> **What this task involves**: An exact copy of every record below is what's needed here.

> **Exercise data**:

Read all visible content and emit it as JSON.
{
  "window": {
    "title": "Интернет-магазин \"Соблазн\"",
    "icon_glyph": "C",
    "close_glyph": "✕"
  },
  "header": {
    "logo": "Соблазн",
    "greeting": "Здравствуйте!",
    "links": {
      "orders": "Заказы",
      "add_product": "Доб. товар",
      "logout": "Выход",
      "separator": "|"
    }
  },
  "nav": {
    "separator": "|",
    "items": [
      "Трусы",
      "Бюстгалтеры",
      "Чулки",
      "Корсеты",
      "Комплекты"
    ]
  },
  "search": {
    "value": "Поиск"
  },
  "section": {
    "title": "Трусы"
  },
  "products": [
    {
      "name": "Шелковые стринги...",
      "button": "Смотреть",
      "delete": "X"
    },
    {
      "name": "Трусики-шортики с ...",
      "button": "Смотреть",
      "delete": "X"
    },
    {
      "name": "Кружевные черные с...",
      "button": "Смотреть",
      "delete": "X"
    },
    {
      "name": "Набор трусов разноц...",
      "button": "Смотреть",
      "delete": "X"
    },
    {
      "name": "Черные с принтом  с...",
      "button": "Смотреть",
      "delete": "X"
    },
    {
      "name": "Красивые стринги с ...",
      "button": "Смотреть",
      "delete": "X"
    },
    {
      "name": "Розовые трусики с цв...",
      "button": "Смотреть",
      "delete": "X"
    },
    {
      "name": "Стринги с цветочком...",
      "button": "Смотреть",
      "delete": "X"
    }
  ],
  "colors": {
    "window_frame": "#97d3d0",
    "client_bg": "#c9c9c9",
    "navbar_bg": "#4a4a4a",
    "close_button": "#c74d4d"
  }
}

> **Task response**:
Read all visible content and emit it as JSON.
{
  "window": {
    "title": "Интернет-магазин \"Соблазн\"",
    "icon_glyph": "C",
    "close_glyph": "✕"
  },
  "header": {
    "logo": "Соблазн",
    "greeting": "Здравствуйте!",
    "links": {
      "orders": "Заказы",
      "add_product": "Доб. товар",
      "logout": "Выход",
      "separator": "|"
    }
  },
  "nav": {
    "separator": "|",
    "items": [
      "Трусы",
      "Бюстгалтеры",
      "Чулки",
      "Корсеты",
      "Комплекты"
    ]
  },
  "search": {
    "value": "Поиск"
  },
  "section": {
    "title": "Трусы"
  },
  "products": [
    {
      "name": "Шелковые стринги...",
      "button": "Смотреть",
      "delete": "X"
    },
    {
      "name": "Трусики-шортики с ...",
      "button": "Смотреть",
      "delete": "X"
    },
    {
      "name": "Кружевные черные с...",
      "button": "Смотреть",
      "delete": "X"
    },
    {
      "name": "Набор трусов разноц...",
      "button": "Смотреть",
      "delete": "X"
    },
    {
      "name": "Черные с принтом  с...",
      "button": "Смотреть",
      "delete": "X"
    },
    {
      "name": "Красивые стринги с ...",
      "button": "Смотреть",
      "delete": "X"
    },
    {
      "name": "Розовые трусики с цв...",
      "button": "Смотреть",
      "delete": "X"
    },
    {
      "name": "Стринги с цветочком...",
      "button": "Смотреть",
      "delete": "X"
    }
  ],
  "colors": {
    "window_frame": "#97d3d0",
    "client_bg": "#c9c9c9",
    "navbar_bg": "#4a4a4a",
    "close_button": "#c74d4d"
  }
}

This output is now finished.